When done, move the roast to a cutting board, cover with foil and let rest for at least 10 minutes. Pull the skewers and toss.
Slice the lamb across the grain, in half-inch thick slices. Arrange the slices slices on a warm platter (take it to the next level by covering the platter in a thick layer or hot buttery garlic mashed potatoes first) and pour the meat juices over the slices.
Serve with mint jelly or horseradish.
Leftovers make for a fantastic Bahn Mi sandwich!
“Ratatouille doesn’t sound delicious. It sounds like “rat” and “patootie.” Rat-patootie, which does not sound delicious.” – Linguini
With all respect to Monsieur Linguini, while ratatouille may not sound delicious, it tastes freakin’ awesome, especially hot off the grill!
Ratatouille (pronounced rat-eh-too-ee) is a traditional French Provençal stewed vegetable dish, originating in Nice. The full name of the dish is ratatouille niçoise.
2 zucchini, cut into quarters lengthwise
2 eggplant, halved lengthwise
2 yellow squash, cut into quarters lengthwise
2 red onions, quartered
1 pint grape tomatoes
2 red bell peppers, stemmed, seeded and quartered
2 yellow bell peppers, stemmed, seeded and quartered
1/2 cup olive oil, plus 2 tablespoons
Salt and freshly ground pepper
4 cloves garlic, finely chopped
2 Tbs finely chopped fresh oregano leaves
1/4 cup finely chopped Italian parsley leaves
1/4 cup fresh basil leaves, torn
Heat the grill to medium-high.
Toss all veggies in a bowl with the 1/2 cup of olive oil, and coat well.

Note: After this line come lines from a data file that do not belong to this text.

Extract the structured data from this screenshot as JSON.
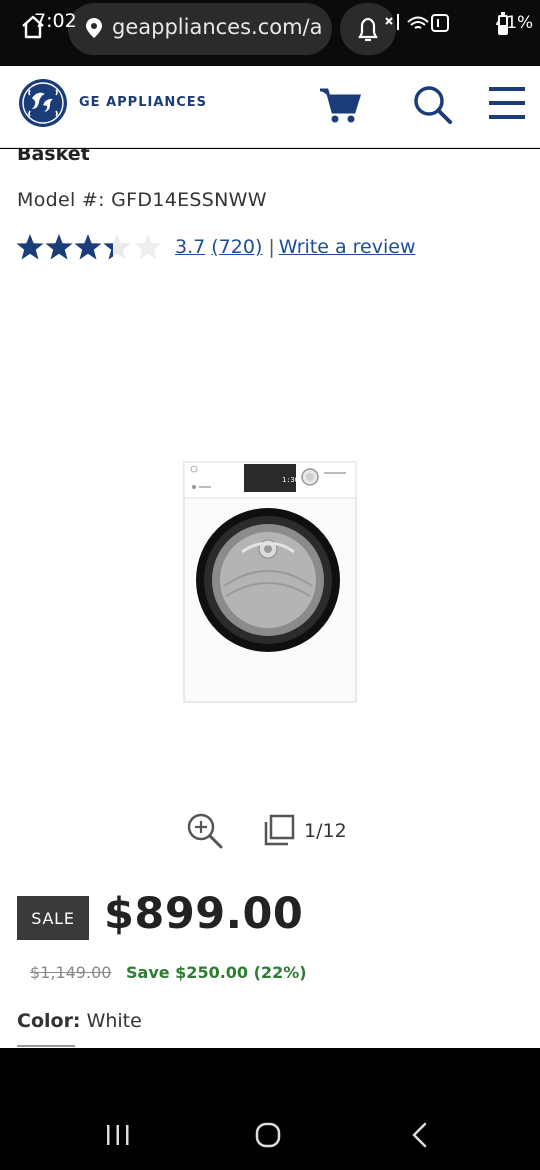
{
  "status_bar": {
    "time": "7:02",
    "url": "geappliances.com/ap",
    "battery": "41%"
  },
  "header": {
    "brand": "GE APPLIANCES",
    "icons": [
      "ge-logo",
      "cart-icon",
      "search-icon",
      "menu-icon"
    ]
  },
  "product": {
    "title_fragment": "Basket",
    "model_label": "Model #: GFD14ESSNWW",
    "rating": 3.7,
    "rating_text": "3.7",
    "reviews_count": "(720)",
    "write_review": "Write a review",
    "gallery_counter": "1/12",
    "sale_label": "SALE",
    "price": "$899.00",
    "was_price": "$1,149.00",
    "save_text": "Save $250.00 (22%)",
    "color_label": "Color:",
    "color_value": "White",
    "display_text": "1:30"
  },
  "colors": {
    "brand_blue": "#1a3c78",
    "link_blue": "#1a4e9c",
    "star_blue": "#1a3c78",
    "save_green": "#2e7d32"
  }
}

Add salt and pepper, to taste.
Grill veggies, cut side down for 5 to 6 minutes, turning halfway through the cooking time. Remove the tomatoes, cover your grill, and cook the remaining vegetables for 2 more minutes, or until almost cooked through.
Transfer vegetables to a cutting board and coarsely chop (leave the tomatoes whole).
Put the chopped vegetables and tomatoes in a large bowl, add the 2 tablespoons of olive oil, garlic, oregano and parsley and season with salt and pepper, to taste. Toss gently and serve.
Note: The leftovers, if you have any, are great the next morning over eggs scrambled with a little feta cheese!